We are now 47 days away from Super Tuesday. If you think that has something to do with the NFL’s Super Bowl, you need a lot of voter education. (The Super Bowl is Feb. 2.) March 3 is Super Tuesday when California and 12 other states will hold primary elections, including party voting for U.S. President.
California’s primary used to be held in June, and it wasn’t very super because in recent elections, the major party nominations for presidential candidates were all-but wrapped up by that time. Not this year — maybe. There are 19 names on the Democratic ballot for president, including several names of candidates who have “suspended” their campaigns. How super, or not super, our California presidential votes will be, will be largely determined by what happens earlier in the Iowa caucuses and the New Hampshire and South Carolina primaries. A leading candidate like Joe Biden or Bernie Sanders could lock up the Democratic nomination with a good trifecta win, place and show. We’re hoping for a more open horse race, so any of our votes for Amy Klobuchar, Elizabeth Warren or Pete Buttigieg might make a difference.
We don’t like the presidential primary election format where a few thousand “caucus-ers” in Iowa and 90,000 New Hampshire Democrats could negate our March 3 votes. It is not a good form of democracy when worthy candidates like Corey Booker, Kamala Harris, Julian Castro and Beto O’Rourke have to drop out before any votes are cast because they ran out of money. Super Tuesday or not, we need a more fair and open primary process. The one we have now favors candidates with the most money or name recognition, not necessarily a candidate with the best ideas or character.
We all need a little voter education for the March 3 Primary. If you are a “decline to state” voter with no party preference, you might not get to vote for president at all. To vote for Republican, Peace & Freedom or Green Party candidates, you must be registered in that specific party. The Democratic, American Independent and Libertarian parties allow any registered voter to vote in their election. However, all “decline to state” voters must request a specific party ballot prior to the election. Postcards were mailed in December to these voters. To change your voter preferences, contact the county Registrar of Voters office before Feb. 18.
Now, that’s not too confusing is it?

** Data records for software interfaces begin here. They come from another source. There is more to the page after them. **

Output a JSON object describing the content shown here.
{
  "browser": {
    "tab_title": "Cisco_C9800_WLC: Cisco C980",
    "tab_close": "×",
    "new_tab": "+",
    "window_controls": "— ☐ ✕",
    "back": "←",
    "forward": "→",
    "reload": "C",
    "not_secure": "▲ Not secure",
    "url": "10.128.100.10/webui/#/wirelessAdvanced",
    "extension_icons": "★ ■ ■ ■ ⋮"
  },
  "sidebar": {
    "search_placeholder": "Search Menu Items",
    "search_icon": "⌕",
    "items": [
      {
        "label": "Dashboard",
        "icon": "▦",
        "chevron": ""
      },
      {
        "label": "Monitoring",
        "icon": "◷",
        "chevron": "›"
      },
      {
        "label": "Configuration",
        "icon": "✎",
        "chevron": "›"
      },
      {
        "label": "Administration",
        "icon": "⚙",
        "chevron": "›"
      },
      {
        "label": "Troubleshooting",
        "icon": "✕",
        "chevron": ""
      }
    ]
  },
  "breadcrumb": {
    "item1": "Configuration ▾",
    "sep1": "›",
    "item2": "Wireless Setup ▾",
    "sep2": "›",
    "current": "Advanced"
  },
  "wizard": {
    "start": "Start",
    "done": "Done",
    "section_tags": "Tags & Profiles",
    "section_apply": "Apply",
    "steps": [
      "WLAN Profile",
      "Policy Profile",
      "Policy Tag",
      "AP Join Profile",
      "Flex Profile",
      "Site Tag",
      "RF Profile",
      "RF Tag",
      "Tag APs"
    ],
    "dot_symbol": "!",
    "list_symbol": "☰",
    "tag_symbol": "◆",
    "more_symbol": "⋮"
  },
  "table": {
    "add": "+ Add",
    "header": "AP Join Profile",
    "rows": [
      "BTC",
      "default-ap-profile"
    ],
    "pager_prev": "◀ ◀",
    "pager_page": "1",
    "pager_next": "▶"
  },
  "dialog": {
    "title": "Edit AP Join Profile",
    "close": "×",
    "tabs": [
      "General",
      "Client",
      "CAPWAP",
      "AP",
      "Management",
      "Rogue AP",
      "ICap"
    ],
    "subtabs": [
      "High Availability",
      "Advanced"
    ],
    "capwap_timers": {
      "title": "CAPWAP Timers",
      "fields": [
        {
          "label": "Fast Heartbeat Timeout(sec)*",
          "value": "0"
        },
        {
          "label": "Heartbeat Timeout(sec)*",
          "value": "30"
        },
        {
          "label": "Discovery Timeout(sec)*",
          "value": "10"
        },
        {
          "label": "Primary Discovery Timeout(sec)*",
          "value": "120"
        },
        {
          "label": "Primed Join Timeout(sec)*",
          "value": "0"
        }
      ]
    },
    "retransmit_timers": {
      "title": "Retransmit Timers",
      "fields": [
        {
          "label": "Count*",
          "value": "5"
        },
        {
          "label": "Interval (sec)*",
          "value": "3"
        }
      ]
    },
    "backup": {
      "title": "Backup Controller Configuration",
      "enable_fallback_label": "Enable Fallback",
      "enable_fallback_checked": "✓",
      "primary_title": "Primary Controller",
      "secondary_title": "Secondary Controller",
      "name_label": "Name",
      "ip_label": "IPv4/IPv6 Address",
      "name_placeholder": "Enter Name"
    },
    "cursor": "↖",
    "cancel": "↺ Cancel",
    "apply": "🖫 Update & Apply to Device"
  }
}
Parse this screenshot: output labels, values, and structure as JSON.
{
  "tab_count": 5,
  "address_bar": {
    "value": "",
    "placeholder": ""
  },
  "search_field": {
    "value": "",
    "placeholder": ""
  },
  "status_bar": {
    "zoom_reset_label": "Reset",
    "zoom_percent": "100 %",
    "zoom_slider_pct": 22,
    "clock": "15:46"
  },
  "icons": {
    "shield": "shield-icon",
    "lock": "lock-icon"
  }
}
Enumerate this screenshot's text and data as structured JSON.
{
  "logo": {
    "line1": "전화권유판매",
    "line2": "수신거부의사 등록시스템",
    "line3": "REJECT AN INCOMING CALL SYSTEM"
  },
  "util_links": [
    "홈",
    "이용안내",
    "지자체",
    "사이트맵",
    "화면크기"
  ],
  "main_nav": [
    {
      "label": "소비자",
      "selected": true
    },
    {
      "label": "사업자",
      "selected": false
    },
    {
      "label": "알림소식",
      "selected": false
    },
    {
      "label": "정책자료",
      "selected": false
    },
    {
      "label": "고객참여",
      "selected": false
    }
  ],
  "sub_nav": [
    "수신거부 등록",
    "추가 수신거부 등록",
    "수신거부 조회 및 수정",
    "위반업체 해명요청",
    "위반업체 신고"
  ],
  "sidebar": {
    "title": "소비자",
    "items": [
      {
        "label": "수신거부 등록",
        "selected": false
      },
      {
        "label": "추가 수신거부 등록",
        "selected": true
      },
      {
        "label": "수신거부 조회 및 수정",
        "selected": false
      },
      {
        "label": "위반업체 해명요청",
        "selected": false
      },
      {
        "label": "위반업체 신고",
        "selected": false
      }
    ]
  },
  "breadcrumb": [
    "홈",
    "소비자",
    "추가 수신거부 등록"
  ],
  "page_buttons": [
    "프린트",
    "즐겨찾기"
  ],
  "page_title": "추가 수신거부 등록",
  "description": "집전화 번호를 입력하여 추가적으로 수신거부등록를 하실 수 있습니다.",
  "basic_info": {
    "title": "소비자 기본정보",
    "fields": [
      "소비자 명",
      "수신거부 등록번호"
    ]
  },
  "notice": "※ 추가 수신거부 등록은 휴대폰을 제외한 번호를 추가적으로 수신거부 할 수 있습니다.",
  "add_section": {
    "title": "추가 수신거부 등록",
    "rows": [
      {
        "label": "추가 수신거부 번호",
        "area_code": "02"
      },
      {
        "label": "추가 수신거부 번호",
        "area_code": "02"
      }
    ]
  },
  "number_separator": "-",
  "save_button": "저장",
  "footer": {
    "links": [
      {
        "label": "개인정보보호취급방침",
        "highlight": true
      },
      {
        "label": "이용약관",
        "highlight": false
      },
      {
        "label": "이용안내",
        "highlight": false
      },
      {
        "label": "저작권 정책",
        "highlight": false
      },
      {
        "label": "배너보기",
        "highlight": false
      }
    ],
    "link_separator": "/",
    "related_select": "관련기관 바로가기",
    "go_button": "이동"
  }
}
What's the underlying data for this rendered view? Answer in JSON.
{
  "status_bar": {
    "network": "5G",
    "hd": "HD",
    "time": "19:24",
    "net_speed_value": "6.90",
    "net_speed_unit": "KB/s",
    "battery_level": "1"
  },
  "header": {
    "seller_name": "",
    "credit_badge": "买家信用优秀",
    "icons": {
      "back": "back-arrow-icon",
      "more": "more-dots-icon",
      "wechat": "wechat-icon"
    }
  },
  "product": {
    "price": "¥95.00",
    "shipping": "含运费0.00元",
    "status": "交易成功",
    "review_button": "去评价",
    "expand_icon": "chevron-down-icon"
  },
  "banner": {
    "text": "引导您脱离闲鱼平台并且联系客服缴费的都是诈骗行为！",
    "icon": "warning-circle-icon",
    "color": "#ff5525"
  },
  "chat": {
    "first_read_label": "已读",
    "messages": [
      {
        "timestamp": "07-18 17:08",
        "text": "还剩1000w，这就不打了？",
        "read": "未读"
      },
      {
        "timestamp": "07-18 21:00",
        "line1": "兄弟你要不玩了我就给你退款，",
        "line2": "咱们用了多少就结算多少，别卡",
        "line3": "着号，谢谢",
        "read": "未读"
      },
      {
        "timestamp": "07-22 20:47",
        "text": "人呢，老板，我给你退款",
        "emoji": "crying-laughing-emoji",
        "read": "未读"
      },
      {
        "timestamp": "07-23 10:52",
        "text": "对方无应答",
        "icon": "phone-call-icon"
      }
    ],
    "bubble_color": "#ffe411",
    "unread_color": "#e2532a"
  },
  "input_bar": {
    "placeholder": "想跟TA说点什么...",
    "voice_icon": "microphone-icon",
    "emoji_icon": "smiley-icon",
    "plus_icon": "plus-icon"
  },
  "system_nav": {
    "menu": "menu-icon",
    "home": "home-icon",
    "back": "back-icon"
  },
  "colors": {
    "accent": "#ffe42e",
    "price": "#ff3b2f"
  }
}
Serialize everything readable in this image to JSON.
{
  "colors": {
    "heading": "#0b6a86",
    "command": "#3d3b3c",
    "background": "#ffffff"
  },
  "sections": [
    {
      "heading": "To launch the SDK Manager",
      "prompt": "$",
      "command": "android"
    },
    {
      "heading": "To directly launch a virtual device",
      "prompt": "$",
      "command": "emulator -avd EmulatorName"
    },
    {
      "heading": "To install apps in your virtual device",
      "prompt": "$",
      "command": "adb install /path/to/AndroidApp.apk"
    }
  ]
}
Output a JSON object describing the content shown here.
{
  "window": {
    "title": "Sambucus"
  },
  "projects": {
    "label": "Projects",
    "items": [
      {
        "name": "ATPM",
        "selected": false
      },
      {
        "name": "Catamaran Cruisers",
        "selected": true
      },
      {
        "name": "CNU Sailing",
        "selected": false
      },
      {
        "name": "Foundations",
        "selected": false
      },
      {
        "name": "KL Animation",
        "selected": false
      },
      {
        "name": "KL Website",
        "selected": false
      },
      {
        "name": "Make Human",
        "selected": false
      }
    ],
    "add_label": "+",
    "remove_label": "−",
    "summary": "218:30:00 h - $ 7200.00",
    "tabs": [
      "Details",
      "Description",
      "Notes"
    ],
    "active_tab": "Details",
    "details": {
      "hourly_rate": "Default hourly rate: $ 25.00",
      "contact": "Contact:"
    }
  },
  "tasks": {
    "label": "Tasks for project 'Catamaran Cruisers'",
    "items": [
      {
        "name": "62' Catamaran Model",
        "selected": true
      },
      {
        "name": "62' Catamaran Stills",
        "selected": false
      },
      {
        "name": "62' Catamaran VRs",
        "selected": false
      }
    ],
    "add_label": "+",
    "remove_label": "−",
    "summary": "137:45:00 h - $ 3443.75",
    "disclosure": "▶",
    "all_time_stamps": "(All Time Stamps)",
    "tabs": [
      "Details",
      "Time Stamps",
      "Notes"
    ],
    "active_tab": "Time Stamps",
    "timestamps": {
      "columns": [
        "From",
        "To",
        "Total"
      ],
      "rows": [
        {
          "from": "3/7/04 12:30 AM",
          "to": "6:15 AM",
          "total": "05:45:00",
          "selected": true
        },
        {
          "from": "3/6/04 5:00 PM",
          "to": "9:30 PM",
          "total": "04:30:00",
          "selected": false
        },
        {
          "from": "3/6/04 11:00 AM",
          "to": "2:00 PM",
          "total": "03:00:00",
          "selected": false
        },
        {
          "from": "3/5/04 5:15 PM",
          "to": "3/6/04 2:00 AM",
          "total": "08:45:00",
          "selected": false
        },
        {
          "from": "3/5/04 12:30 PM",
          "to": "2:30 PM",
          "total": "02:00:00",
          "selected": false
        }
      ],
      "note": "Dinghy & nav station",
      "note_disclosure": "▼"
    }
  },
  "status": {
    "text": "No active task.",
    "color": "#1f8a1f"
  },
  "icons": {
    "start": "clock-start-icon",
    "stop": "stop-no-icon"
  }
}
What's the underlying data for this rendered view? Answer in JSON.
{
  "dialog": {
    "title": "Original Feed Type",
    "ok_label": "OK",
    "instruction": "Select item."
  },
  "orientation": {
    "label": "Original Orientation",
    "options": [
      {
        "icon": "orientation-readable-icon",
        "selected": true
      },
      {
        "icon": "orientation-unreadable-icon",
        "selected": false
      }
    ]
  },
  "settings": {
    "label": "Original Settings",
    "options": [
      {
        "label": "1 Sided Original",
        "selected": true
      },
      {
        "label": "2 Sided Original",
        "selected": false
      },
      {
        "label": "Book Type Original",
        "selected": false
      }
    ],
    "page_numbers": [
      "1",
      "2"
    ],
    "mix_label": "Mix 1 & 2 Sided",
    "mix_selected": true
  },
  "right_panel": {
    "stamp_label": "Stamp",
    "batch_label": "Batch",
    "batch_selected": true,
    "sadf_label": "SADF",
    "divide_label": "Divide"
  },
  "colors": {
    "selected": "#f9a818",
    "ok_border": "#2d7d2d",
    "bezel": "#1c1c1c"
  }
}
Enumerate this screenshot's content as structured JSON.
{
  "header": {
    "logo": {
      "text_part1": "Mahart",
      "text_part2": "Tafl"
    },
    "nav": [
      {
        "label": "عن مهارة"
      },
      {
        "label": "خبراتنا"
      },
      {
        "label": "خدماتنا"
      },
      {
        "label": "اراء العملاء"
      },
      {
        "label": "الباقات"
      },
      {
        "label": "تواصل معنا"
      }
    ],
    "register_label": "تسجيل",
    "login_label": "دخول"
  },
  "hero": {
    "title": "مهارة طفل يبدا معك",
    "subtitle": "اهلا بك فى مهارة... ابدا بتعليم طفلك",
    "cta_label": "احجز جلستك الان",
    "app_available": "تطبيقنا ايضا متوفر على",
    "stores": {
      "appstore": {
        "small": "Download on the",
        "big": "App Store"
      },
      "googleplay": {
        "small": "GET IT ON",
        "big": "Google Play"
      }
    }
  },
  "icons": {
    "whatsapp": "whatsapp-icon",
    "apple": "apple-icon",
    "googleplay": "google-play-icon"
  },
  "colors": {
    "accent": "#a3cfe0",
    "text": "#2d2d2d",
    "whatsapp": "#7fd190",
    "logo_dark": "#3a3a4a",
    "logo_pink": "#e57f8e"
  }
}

There will be many other different versions of March 3 ballots in Sonoma County, due to local school bond and other issues on the consolidated ballot. All county voters will get to vote on two very critical sales tax issues. Measure G is asking voters to support a half-cent sales tax increase to fund countywide fire protection services. Measure I will ask voters to extend the half-cent sales tax originally approved in 2008 to support the Sonoma Marin Area Rail Transit (SMART) train. (We will report on these two countywide tax issues in future editions.)
There are three district elections for county supervisor, but only one is a real contest. Incumbents Susan Gorin in the First District and Lynda Hopkins, in the Fifth District have only token opposition standing between them and another four-year term. Incumbent Shirley Zane of the Third District (Santa Rosa) is being challenged by former Santa Rosa mayor Chris Coursey in a race that will prove very expensive, contentious and probably close. County government and policy is always determined by three votes on the five-member board of supervisors. So who gets elected to these seats can make a difference beyond the specific local district.
You would think the most certain race on the March 3 ballot would be the Republican presidential primary. Is anybody even registered to run against Donald Trump? You might be surprised to know he has six challengers. We predict a very low turnout among Republican voters, all the same.